It’s summertime in Texas! That means swimming pools, cicadas, watermelon & peaches, and travel! Here are some things to keep in mind as you plan your trips:
1. If you are planning to visit the United States as a tourist, keep in mind that Customs and Border Protection Officers at the airport or land borders have the final say about whether you may enter. They might search your bags, your phone, or your computer for evidence that you intend to violate the terms of your visa by working, attending public school, or marrying a US citizen (if you intend to stay in the US and apply for a greencard). We have noticed an increase in denied entries at the airports by CBP officers to people from all countries and backgrounds.
2. If you are a permanent resident and you are planning to leave the US on a trip, know that there are requirements for maintenance of your permanent resident status. For example, you cannot commit certain crimes and you must maintain your primary residence in the United States. If you are leaving the US for longer than six months in one journey, you should consider filing a reentry permit at least two months before your departure so that you can protect your status while you are away on a long trip. Also, make sure that you have a clean criminal history before you leave. Even if a criminal incident occurred many years ago and you have since traveled, it could still come up for the first time upon your next entry. Before you go, you should consult with us about whether it is advisable to travel abroad.
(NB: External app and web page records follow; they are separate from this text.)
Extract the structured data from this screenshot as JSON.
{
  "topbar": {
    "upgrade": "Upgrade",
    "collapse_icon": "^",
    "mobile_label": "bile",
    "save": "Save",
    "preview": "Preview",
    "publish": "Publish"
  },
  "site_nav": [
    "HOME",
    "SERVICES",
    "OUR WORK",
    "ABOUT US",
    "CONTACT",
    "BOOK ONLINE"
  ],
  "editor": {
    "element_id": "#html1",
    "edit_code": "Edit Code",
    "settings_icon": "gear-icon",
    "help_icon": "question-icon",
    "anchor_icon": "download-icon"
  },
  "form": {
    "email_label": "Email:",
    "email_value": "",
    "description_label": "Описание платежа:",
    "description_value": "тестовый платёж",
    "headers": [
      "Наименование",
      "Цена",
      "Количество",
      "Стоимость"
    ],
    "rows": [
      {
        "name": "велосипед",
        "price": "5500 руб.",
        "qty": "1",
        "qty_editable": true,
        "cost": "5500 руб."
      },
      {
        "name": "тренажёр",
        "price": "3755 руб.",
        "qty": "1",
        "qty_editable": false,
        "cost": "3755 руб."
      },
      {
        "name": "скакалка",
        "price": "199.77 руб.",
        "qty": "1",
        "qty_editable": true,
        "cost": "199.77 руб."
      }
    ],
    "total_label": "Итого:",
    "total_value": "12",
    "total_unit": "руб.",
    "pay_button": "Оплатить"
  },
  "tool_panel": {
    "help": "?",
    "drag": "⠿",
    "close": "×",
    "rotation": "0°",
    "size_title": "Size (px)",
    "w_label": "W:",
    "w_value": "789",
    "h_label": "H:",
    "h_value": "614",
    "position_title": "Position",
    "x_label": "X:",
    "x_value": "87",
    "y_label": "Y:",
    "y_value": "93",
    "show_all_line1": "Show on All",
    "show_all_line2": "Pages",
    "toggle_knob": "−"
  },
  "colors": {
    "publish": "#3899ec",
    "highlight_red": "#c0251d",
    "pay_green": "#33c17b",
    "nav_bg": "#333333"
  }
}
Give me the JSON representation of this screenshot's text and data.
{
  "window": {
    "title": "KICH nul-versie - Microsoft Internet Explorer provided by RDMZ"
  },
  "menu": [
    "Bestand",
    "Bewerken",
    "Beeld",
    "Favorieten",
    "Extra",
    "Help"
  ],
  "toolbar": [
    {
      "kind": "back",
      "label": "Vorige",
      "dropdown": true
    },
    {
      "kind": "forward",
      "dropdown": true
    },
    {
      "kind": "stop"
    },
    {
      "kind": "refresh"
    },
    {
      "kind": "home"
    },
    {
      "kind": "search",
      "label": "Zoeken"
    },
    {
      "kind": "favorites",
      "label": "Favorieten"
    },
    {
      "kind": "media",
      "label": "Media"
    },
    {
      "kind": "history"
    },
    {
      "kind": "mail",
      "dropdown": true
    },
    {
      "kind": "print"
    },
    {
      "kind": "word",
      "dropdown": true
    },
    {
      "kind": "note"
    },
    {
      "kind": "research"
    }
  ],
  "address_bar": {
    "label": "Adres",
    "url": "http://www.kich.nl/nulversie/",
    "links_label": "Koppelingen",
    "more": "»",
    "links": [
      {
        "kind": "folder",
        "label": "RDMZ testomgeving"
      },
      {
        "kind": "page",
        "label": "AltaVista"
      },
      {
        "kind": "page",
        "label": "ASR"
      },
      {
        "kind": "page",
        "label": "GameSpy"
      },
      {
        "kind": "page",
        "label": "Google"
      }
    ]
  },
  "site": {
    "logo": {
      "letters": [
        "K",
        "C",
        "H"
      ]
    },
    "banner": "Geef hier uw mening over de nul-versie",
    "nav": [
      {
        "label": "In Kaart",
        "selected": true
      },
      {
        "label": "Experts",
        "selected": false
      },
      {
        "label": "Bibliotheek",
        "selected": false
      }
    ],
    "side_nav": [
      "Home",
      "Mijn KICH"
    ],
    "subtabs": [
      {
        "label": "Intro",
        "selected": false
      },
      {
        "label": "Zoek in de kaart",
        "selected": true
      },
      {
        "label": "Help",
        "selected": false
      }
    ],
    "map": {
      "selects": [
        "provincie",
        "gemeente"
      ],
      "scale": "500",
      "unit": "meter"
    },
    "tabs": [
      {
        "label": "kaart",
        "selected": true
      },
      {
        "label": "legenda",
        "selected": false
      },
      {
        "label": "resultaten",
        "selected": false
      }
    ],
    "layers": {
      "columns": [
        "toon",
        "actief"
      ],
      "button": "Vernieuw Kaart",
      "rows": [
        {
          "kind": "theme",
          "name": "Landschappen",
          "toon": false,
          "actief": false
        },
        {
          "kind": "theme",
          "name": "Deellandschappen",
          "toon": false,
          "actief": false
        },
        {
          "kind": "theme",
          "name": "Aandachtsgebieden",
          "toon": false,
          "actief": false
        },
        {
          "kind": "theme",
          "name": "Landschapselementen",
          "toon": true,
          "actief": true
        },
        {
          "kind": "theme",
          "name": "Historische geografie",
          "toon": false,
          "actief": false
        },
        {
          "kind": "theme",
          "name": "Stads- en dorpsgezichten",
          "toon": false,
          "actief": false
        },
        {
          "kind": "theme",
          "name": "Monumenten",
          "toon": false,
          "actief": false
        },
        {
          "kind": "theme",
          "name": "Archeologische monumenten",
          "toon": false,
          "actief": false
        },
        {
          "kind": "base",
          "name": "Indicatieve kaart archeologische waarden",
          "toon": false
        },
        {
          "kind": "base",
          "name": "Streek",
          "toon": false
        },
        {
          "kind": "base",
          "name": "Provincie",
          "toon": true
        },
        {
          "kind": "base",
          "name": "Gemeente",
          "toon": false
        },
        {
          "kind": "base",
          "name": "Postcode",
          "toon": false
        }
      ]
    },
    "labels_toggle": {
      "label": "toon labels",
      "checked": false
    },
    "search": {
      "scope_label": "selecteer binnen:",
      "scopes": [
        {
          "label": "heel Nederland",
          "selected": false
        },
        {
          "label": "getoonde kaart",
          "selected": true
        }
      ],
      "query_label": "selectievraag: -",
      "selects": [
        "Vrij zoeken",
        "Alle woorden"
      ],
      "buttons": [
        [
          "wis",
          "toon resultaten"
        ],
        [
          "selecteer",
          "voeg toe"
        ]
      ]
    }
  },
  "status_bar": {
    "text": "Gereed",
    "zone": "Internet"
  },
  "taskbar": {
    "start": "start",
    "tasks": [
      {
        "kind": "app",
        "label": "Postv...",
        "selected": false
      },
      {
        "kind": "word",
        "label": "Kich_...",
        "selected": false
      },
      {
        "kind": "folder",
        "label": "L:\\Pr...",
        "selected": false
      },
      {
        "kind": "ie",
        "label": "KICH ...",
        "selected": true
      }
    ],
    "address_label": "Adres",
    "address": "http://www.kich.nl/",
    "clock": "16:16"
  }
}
3. All noncitizens should be aware of checkpoints and know that you must present proof of status at the checkpoint. For example, everyone who drives to South Padre and back into Central Texas will cross a checkpoint and noncitizens must show lawful status. CBP officers are often placed in airports in the interior of the country, not just at international airports.
4. If you plan to travel internationally, plan ahead to make sure your documents are valid and won’t expire while you are traveling. Greencard renewals take several months to process. In some cases, you can travel with an expired document and a receipt notice showing that your renewal is pending. For example, if you received a two-year greencard based on marriage and have filed form I-751 to remove the conditions on your card, you can travel with the receipt notice that extends the expired card, your expired card, and a valid passport.
5. An Employment Authorization Document (work permit) is NOT a permit to travel internationally. If you have a work permit you need to consult with an attorney about any international travel because you likely do not have permission to reenter. If you have a pending adjustment of status (I-485) and do not have a travel permit, any international departure will cancel out your pending application!
These lessons are very painful if learned the hard way. We have compiled this list based on true stories and mistakes we’ve seen over the years. Let us help you learn the easy way instead. As always, call or text us with any questions. (855) 502-0555